■ The problem
Among the records below, which lines contain the string "search"? Report them.
*** Opening of Data for processing ***
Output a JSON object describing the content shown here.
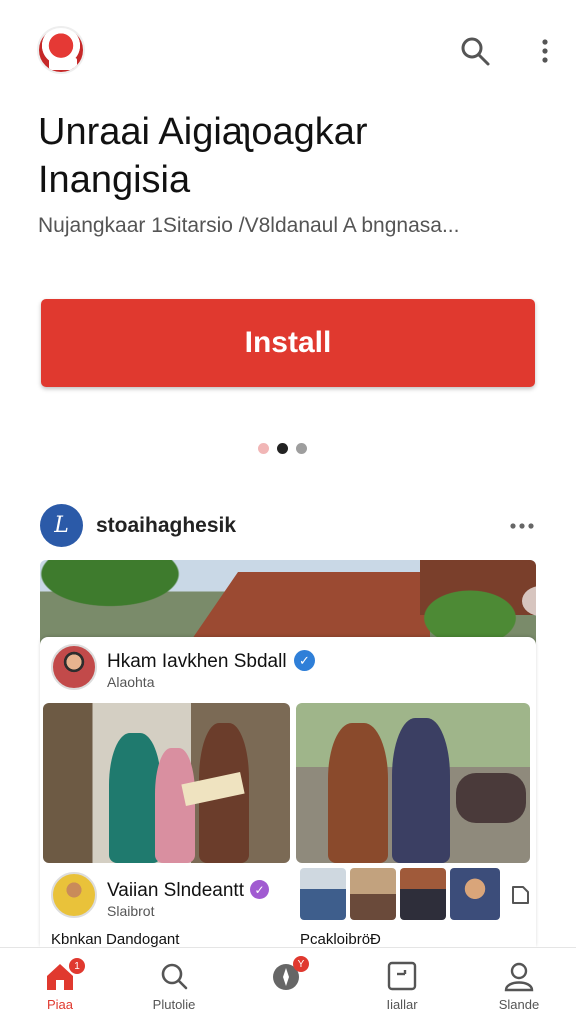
{
  "header": {
    "logo_icon": "app-logo-icon",
    "search_icon": "search-icon",
    "more_icon": "more-vertical-icon"
  },
  "app": {
    "title_line1": "Unraai Aigiaʅoagkar",
    "title_line2": "Inangisia",
    "subtitle": "Nujangkaar 1Sitarsio /V8ldanaul A bngnasa...",
    "install_label": "Install"
  },
  "carousel": {
    "active_index": 1,
    "count": 3,
    "colors": [
      "#f1b6b6",
      "#222222",
      "#9e9e9e"
    ]
  },
  "post": {
    "avatar_letter": "L",
    "account_name": "stoaihaghesik",
    "more_icon": "more-horizontal-icon"
  },
  "card": {
    "author_name": "Hkam Iavkhen Sbdall",
    "author_handle": "Alaohta",
    "verified_icon": "verified-check-icon",
    "footer_author": "Vaiian Slndeantt",
    "footer_handle": "Slaibrot",
    "caption_left": "Kbnkan Dandogant",
    "caption_right": "PcakloibröĐ"
  },
  "nav": {
    "items": [
      {
        "label": "Piaa",
        "icon": "home-icon",
        "active": true,
        "badge": "1"
      },
      {
        "label": "Plutolie",
        "icon": "search-icon",
        "active": false,
        "badge": ""
      },
      {
        "label": "",
        "icon": "compass-icon",
        "active": false,
        "badge": "Y"
      },
      {
        "label": "Iiallar",
        "icon": "library-icon",
        "active": false,
        "badge": ""
      },
      {
        "label": "Slande",
        "icon": "profile-icon",
        "active": false,
        "badge": ""
      }
    ]
  },
  "colors": {
    "accent": "#e0392f",
    "verified_blue": "#2f7fd8",
    "verified_purple": "#a15bd1",
    "avatar_blue": "#2b5aa8"
  }
}
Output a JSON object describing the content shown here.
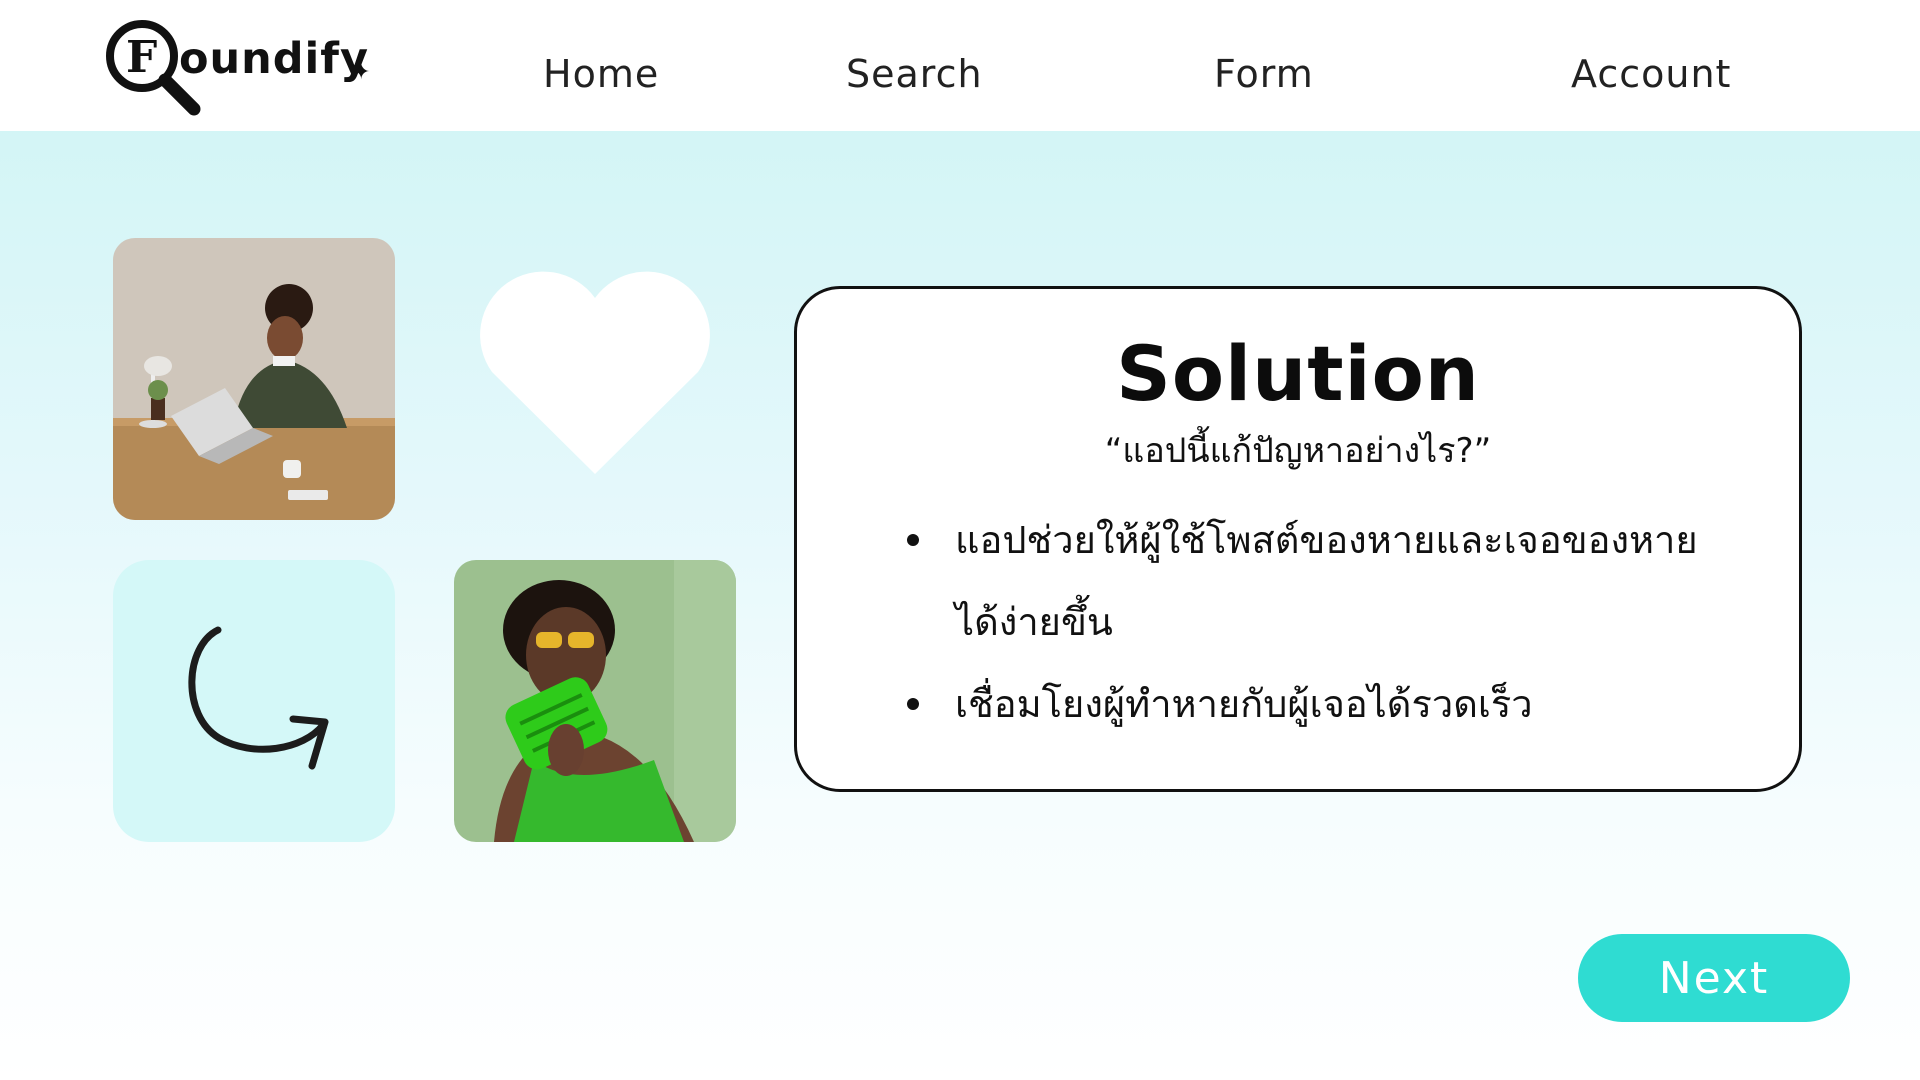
{
  "header": {
    "logo_text": "oundify",
    "logo_letter": "F",
    "nav": {
      "home": "Home",
      "search": "Search",
      "form": "Form",
      "account": "Account"
    }
  },
  "card": {
    "title": "Solution",
    "subtitle": "“แอปนี้แก้ปัญหาอย่างไร?”",
    "bullets": [
      "แอปช่วยให้ผู้ใช้โพสต์ของหายและเจอของหายได้ง่ายขึ้น",
      "เชื่อมโยงผู้ทำหายกับผู้เจอได้รวดเร็ว"
    ]
  },
  "next_button_label": "Next",
  "colors": {
    "accent": "#2fdcd2",
    "bg_top": "#cdf4f4",
    "tile": "#d4f8f8"
  },
  "icons": [
    "magnifier-logo-icon",
    "heart-icon",
    "curved-arrow-icon",
    "sparkle-icon"
  ]
}
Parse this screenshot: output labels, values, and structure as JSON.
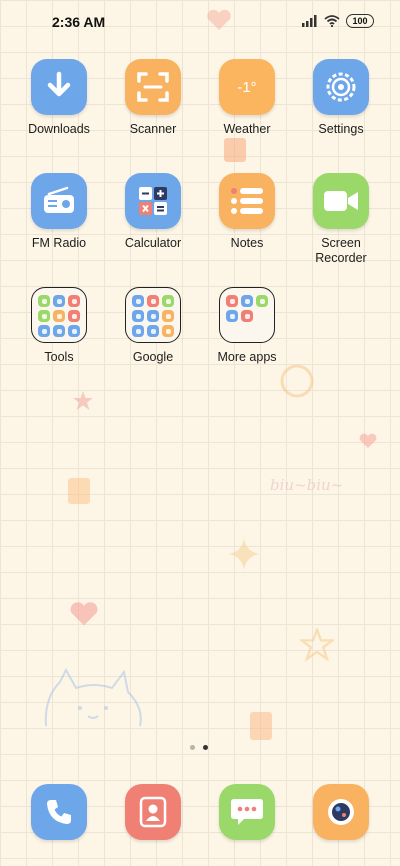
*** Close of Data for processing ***
■ Written solution
    "search_icon": "search-icon",
        "icon": "search-icon",
      "search": "Search",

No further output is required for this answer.